> [Work item]
Each line of the records containing "机器人客服" is to be copied out and returned.
===============
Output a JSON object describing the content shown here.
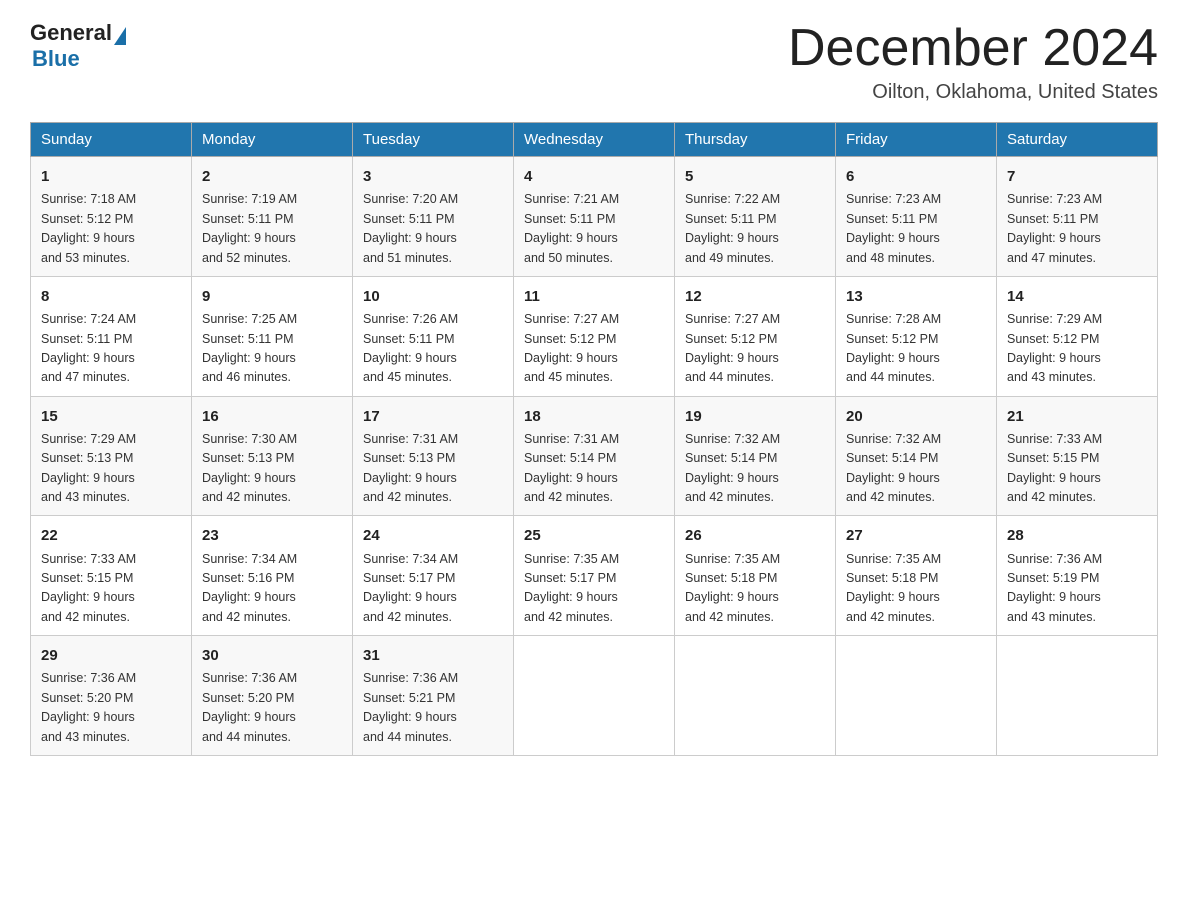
{
  "header": {
    "logo_general": "General",
    "logo_blue": "Blue",
    "month_title": "December 2024",
    "location": "Oilton, Oklahoma, United States"
  },
  "days_of_week": [
    "Sunday",
    "Monday",
    "Tuesday",
    "Wednesday",
    "Thursday",
    "Friday",
    "Saturday"
  ],
  "weeks": [
    [
      {
        "day": "1",
        "sunrise": "7:18 AM",
        "sunset": "5:12 PM",
        "daylight": "9 hours and 53 minutes."
      },
      {
        "day": "2",
        "sunrise": "7:19 AM",
        "sunset": "5:11 PM",
        "daylight": "9 hours and 52 minutes."
      },
      {
        "day": "3",
        "sunrise": "7:20 AM",
        "sunset": "5:11 PM",
        "daylight": "9 hours and 51 minutes."
      },
      {
        "day": "4",
        "sunrise": "7:21 AM",
        "sunset": "5:11 PM",
        "daylight": "9 hours and 50 minutes."
      },
      {
        "day": "5",
        "sunrise": "7:22 AM",
        "sunset": "5:11 PM",
        "daylight": "9 hours and 49 minutes."
      },
      {
        "day": "6",
        "sunrise": "7:23 AM",
        "sunset": "5:11 PM",
        "daylight": "9 hours and 48 minutes."
      },
      {
        "day": "7",
        "sunrise": "7:23 AM",
        "sunset": "5:11 PM",
        "daylight": "9 hours and 47 minutes."
      }
    ],
    [
      {
        "day": "8",
        "sunrise": "7:24 AM",
        "sunset": "5:11 PM",
        "daylight": "9 hours and 47 minutes."
      },
      {
        "day": "9",
        "sunrise": "7:25 AM",
        "sunset": "5:11 PM",
        "daylight": "9 hours and 46 minutes."
      },
      {
        "day": "10",
        "sunrise": "7:26 AM",
        "sunset": "5:11 PM",
        "daylight": "9 hours and 45 minutes."
      },
      {
        "day": "11",
        "sunrise": "7:27 AM",
        "sunset": "5:12 PM",
        "daylight": "9 hours and 45 minutes."
      },
      {
        "day": "12",
        "sunrise": "7:27 AM",
        "sunset": "5:12 PM",
        "daylight": "9 hours and 44 minutes."
      },
      {
        "day": "13",
        "sunrise": "7:28 AM",
        "sunset": "5:12 PM",
        "daylight": "9 hours and 44 minutes."
      },
      {
        "day": "14",
        "sunrise": "7:29 AM",
        "sunset": "5:12 PM",
        "daylight": "9 hours and 43 minutes."
      }
    ],
    [
      {
        "day": "15",
        "sunrise": "7:29 AM",
        "sunset": "5:13 PM",
        "daylight": "9 hours and 43 minutes."
      },
      {
        "day": "16",
        "sunrise": "7:30 AM",
        "sunset": "5:13 PM",
        "daylight": "9 hours and 42 minutes."
      },
      {
        "day": "17",
        "sunrise": "7:31 AM",
        "sunset": "5:13 PM",
        "daylight": "9 hours and 42 minutes."
      },
      {
        "day": "18",
        "sunrise": "7:31 AM",
        "sunset": "5:14 PM",
        "daylight": "9 hours and 42 minutes."
      },
      {
        "day": "19",
        "sunrise": "7:32 AM",
        "sunset": "5:14 PM",
        "daylight": "9 hours and 42 minutes."
      },
      {
        "day": "20",
        "sunrise": "7:32 AM",
        "sunset": "5:14 PM",
        "daylight": "9 hours and 42 minutes."
      },
      {
        "day": "21",
        "sunrise": "7:33 AM",
        "sunset": "5:15 PM",
        "daylight": "9 hours and 42 minutes."
      }
    ],
    [
      {
        "day": "22",
        "sunrise": "7:33 AM",
        "sunset": "5:15 PM",
        "daylight": "9 hours and 42 minutes."
      },
      {
        "day": "23",
        "sunrise": "7:34 AM",
        "sunset": "5:16 PM",
        "daylight": "9 hours and 42 minutes."
      },
      {
        "day": "24",
        "sunrise": "7:34 AM",
        "sunset": "5:17 PM",
        "daylight": "9 hours and 42 minutes."
      },
      {
        "day": "25",
        "sunrise": "7:35 AM",
        "sunset": "5:17 PM",
        "daylight": "9 hours and 42 minutes."
      },
      {
        "day": "26",
        "sunrise": "7:35 AM",
        "sunset": "5:18 PM",
        "daylight": "9 hours and 42 minutes."
      },
      {
        "day": "27",
        "sunrise": "7:35 AM",
        "sunset": "5:18 PM",
        "daylight": "9 hours and 42 minutes."
      },
      {
        "day": "28",
        "sunrise": "7:36 AM",
        "sunset": "5:19 PM",
        "daylight": "9 hours and 43 minutes."
      }
    ],
    [
      {
        "day": "29",
        "sunrise": "7:36 AM",
        "sunset": "5:20 PM",
        "daylight": "9 hours and 43 minutes."
      },
      {
        "day": "30",
        "sunrise": "7:36 AM",
        "sunset": "5:20 PM",
        "daylight": "9 hours and 44 minutes."
      },
      {
        "day": "31",
        "sunrise": "7:36 AM",
        "sunset": "5:21 PM",
        "daylight": "9 hours and 44 minutes."
      },
      null,
      null,
      null,
      null
    ]
  ],
  "labels": {
    "sunrise_prefix": "Sunrise: ",
    "sunset_prefix": "Sunset: ",
    "daylight_prefix": "Daylight: "
  }
}
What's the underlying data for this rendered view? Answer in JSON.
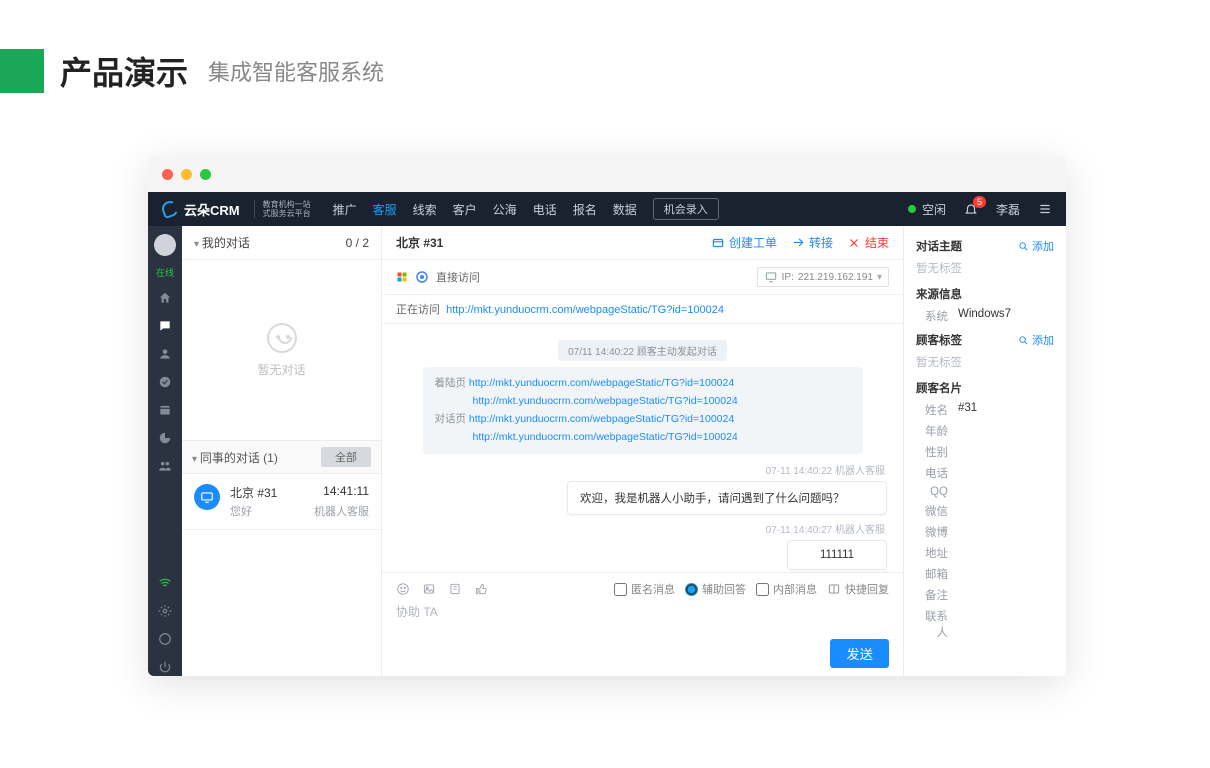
{
  "slide": {
    "title": "产品演示",
    "subtitle": "集成智能客服系统"
  },
  "brand": {
    "name": "云朵CRM",
    "tag1": "教育机构一站",
    "tag2": "式服务云平台"
  },
  "nav": {
    "items": [
      "推广",
      "客服",
      "线索",
      "客户",
      "公海",
      "电话",
      "报名",
      "数据"
    ],
    "active": 1,
    "record_btn": "机会录入",
    "status": "空闲",
    "notif_count": "5",
    "user": "李磊"
  },
  "rail": {
    "online": "在线"
  },
  "convs": {
    "my_header": "我的对话",
    "my_count": "0 / 2",
    "empty": "暂无对话",
    "col_header": "同事的对话  (1)",
    "all_tab": "全部",
    "item": {
      "title": "北京  #31",
      "msg": "您好",
      "time": "14:41:11",
      "src": "机器人客服"
    }
  },
  "chat": {
    "title": "北京  #31",
    "actions": {
      "ticket": "创建工单",
      "transfer": "转接",
      "end": "结束"
    },
    "access": "直接访问",
    "ip_label": "IP:",
    "ip": "221.219.162.191",
    "visiting_label": "正在访问",
    "visiting_url": "http://mkt.yunduocrm.com/webpageStatic/TG?id=100024",
    "sys": "07/11 14:40:22  顾客主动发起对话",
    "ref": {
      "landing_label": "着陆页",
      "landing_a": "http://mkt.yunduocrm.com/webpageStatic/TG?id=100024",
      "landing_b": "http://mkt.yunduocrm.com/webpageStatic/TG?id=100024",
      "dialog_label": "对话页",
      "dialog_a": "http://mkt.yunduocrm.com/webpageStatic/TG?id=100024",
      "dialog_b": "http://mkt.yunduocrm.com/webpageStatic/TG?id=100024"
    },
    "msgs": [
      {
        "stamp": "07-11 14:40:22  机器人客服",
        "text": "欢迎，我是机器人小助手，请问遇到了什么问题吗？"
      },
      {
        "stamp": "07-11 14:40:27  机器人客服",
        "text": "111111"
      }
    ],
    "composer": {
      "anon": "匿名消息",
      "assist": "辅助回答",
      "internal": "内部消息",
      "quick": "快捷回复",
      "placeholder": "协助 TA",
      "send": "发送"
    }
  },
  "info": {
    "topic_hd": "对话主题",
    "add": "添加",
    "no_tag": "暂无标签",
    "source_hd": "来源信息",
    "sys_label": "系统",
    "sys_val": "Windows7",
    "ctag_hd": "顾客标签",
    "card_hd": "顾客名片",
    "card": {
      "name_k": "姓名",
      "name_v": "#31",
      "age": "年龄",
      "sex": "性别",
      "phone": "电话",
      "qq": "QQ",
      "wechat": "微信",
      "weibo": "微博",
      "addr": "地址",
      "mail": "邮箱",
      "note": "备注",
      "contact": "联系人"
    }
  }
}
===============
> [Expected answer]
      "src": "机器人客服"
        "stamp": "07-11 14:40:22  机器人客服",
        "stamp": "07-11 14:40:27  机器人客服",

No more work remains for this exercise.